In the data below, how many lines contain the string "size"? Give only the figure.

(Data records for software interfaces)
★ ★ ★ ★ ★

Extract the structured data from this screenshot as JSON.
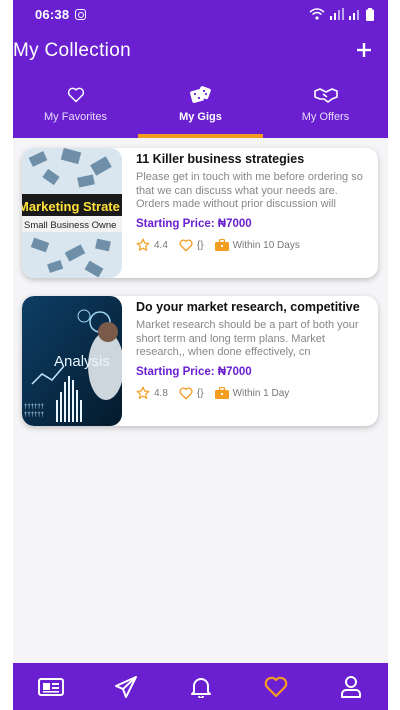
{
  "status": {
    "time": "06:38"
  },
  "header": {
    "title": "My Collection"
  },
  "tabs": [
    {
      "label": "My Favorites",
      "icon": "heart-outline-icon"
    },
    {
      "label": "My Gigs",
      "icon": "dice-icon",
      "active": true
    },
    {
      "label": "My Offers",
      "icon": "handshake-icon"
    }
  ],
  "gigs": [
    {
      "title": "11 Killer business strategies",
      "description": "Please get in touch with me before ordering so that we can discuss what your needs are. Orders made without prior discussion will",
      "price": "Starting Price: ₦7000",
      "rating": "4.4",
      "likes": "{}",
      "delivery": "Within 10 Days",
      "thumb_text_1": "Marketing Strate",
      "thumb_text_2": "Small Business Owne"
    },
    {
      "title": "Do your market research,  competitive",
      "description": "Market research should be a part of both your short term and long term plans. Market research,, when done effectively, cn",
      "price": "Starting Price: ₦7000",
      "rating": "4.8",
      "likes": "{}",
      "delivery": "Within 1 Day",
      "thumb_text_1": "Analysis"
    }
  ],
  "colors": {
    "primary": "#6a1fd1",
    "accent": "#f39c1f"
  }
}
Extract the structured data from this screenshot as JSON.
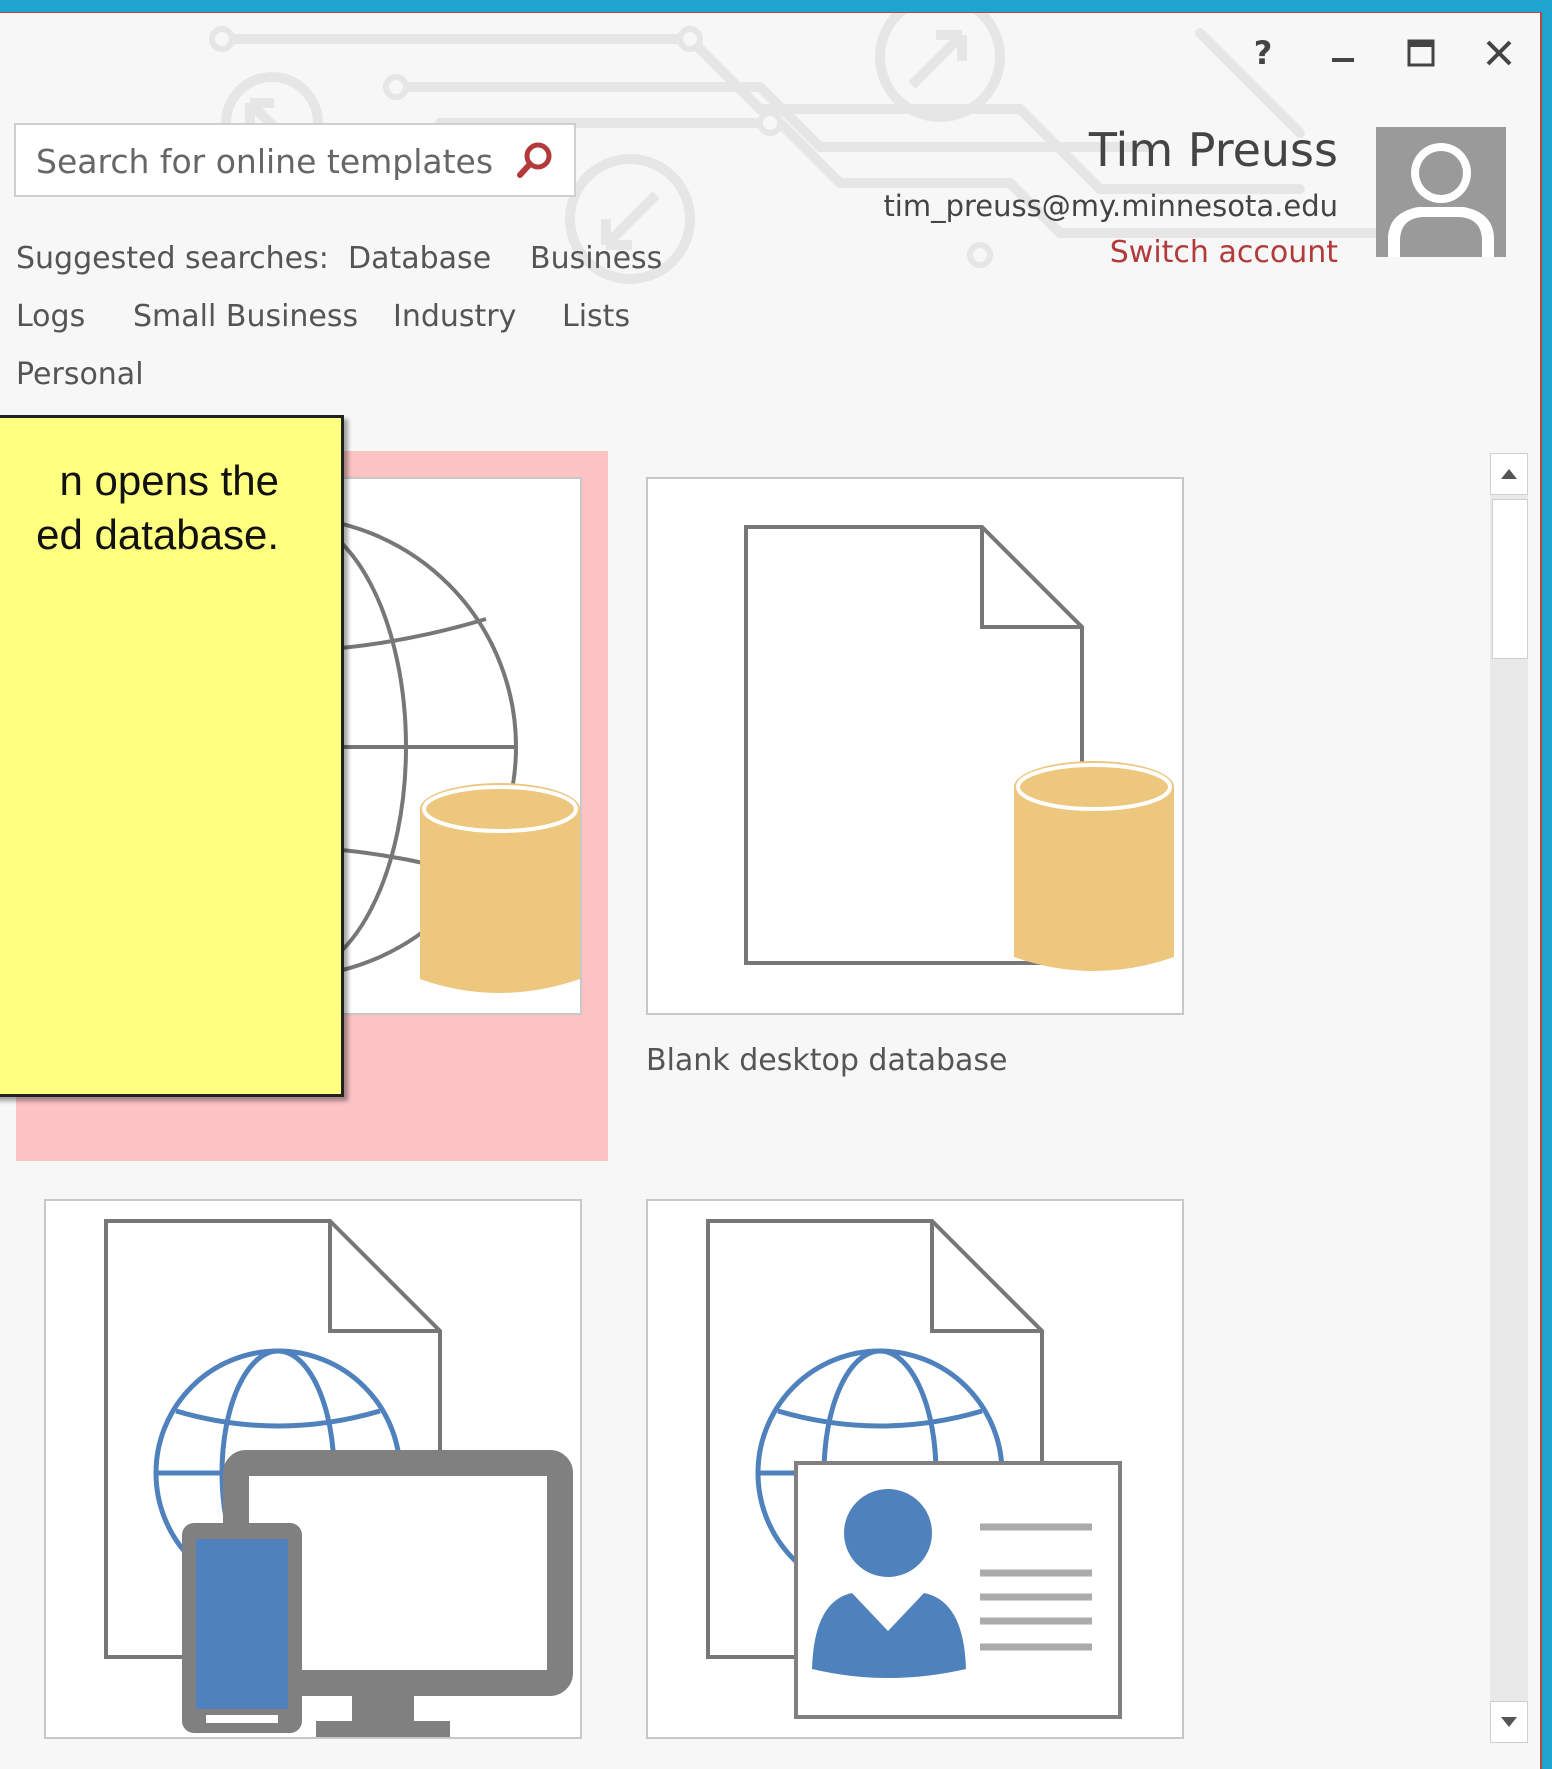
{
  "window_controls": {
    "help": "?",
    "minimize": "–",
    "maximize": "□",
    "close": "✕"
  },
  "search": {
    "placeholder": "Search for online templates",
    "value": "",
    "icon": "search-icon"
  },
  "suggested": {
    "label": "Suggested searches:",
    "items": [
      "Database",
      "Business",
      "Logs",
      "Small Business",
      "Industry",
      "Lists",
      "Personal"
    ]
  },
  "account": {
    "name": "Tim Preuss",
    "email": "tim_preuss@my.minnesota.edu",
    "switch_label": "Switch account",
    "avatar_icon": "person-icon"
  },
  "callout": {
    "line1": "n opens the",
    "line2": "ed database."
  },
  "templates": [
    {
      "label": "",
      "icon": "globe-database-icon",
      "selected": true
    },
    {
      "label": "Blank desktop database",
      "icon": "blank-document-database-icon",
      "selected": false
    },
    {
      "label": "",
      "icon": "web-app-devices-icon",
      "selected": false
    },
    {
      "label": "",
      "icon": "web-contacts-icon",
      "selected": false
    }
  ],
  "colors": {
    "accent": "#b23a3a",
    "highlight": "#fbc3c4",
    "callout": "#ffff80",
    "db_gold": "#ecc77d",
    "web_blue": "#4f81bd"
  }
}
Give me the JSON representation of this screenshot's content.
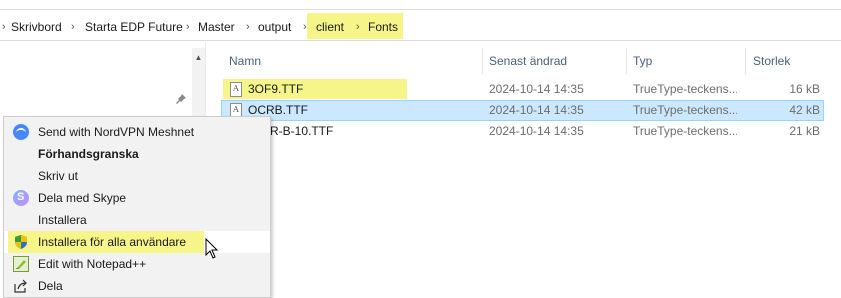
{
  "breadcrumb": {
    "items": [
      "Skrivbord",
      "Starta EDP Future",
      "Master",
      "output",
      "client",
      "Fonts"
    ],
    "separator": "›",
    "highlight_color": "#f5f589"
  },
  "columns": {
    "name": "Namn",
    "modified": "Senast ändrad",
    "type": "Typ",
    "size": "Storlek"
  },
  "files": [
    {
      "name": "3OF9.TTF",
      "modified": "2024-10-14 14:35",
      "type": "TrueType-teckens...",
      "size": "16 kB"
    },
    {
      "name": "OCRB.TTF",
      "modified": "2024-10-14 14:35",
      "type": "TrueType-teckens...",
      "size": "42 kB"
    },
    {
      "name": "OCR-B-10.TTF",
      "visible_name": "R-B-10.TTF",
      "modified": "2024-10-14 14:35",
      "type": "TrueType-teckens...",
      "size": "21 kB"
    }
  ],
  "context_menu": {
    "items": [
      {
        "label": "Send with NordVPN Meshnet",
        "icon": "nordvpn-icon",
        "bold": false
      },
      {
        "label": "Förhandsgranska",
        "icon": "",
        "bold": true
      },
      {
        "label": "Skriv ut",
        "icon": "",
        "bold": false
      },
      {
        "label": "Dela med Skype",
        "icon": "skype-icon",
        "bold": false
      },
      {
        "label": "Installera",
        "icon": "",
        "bold": false
      },
      {
        "label": "Installera för alla användare",
        "icon": "uac-shield-icon",
        "bold": false
      },
      {
        "label": "Edit with Notepad++",
        "icon": "notepad-plus-plus-icon",
        "bold": false
      },
      {
        "label": "Dela",
        "icon": "share-icon",
        "bold": false
      }
    ]
  },
  "colors": {
    "selection_bg": "#cce8ff",
    "selection_border": "#99d1ff",
    "header_text": "#4c607a",
    "highlight": "#f5f589"
  }
}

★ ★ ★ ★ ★

* OUTPUT FOR THIS TASK
4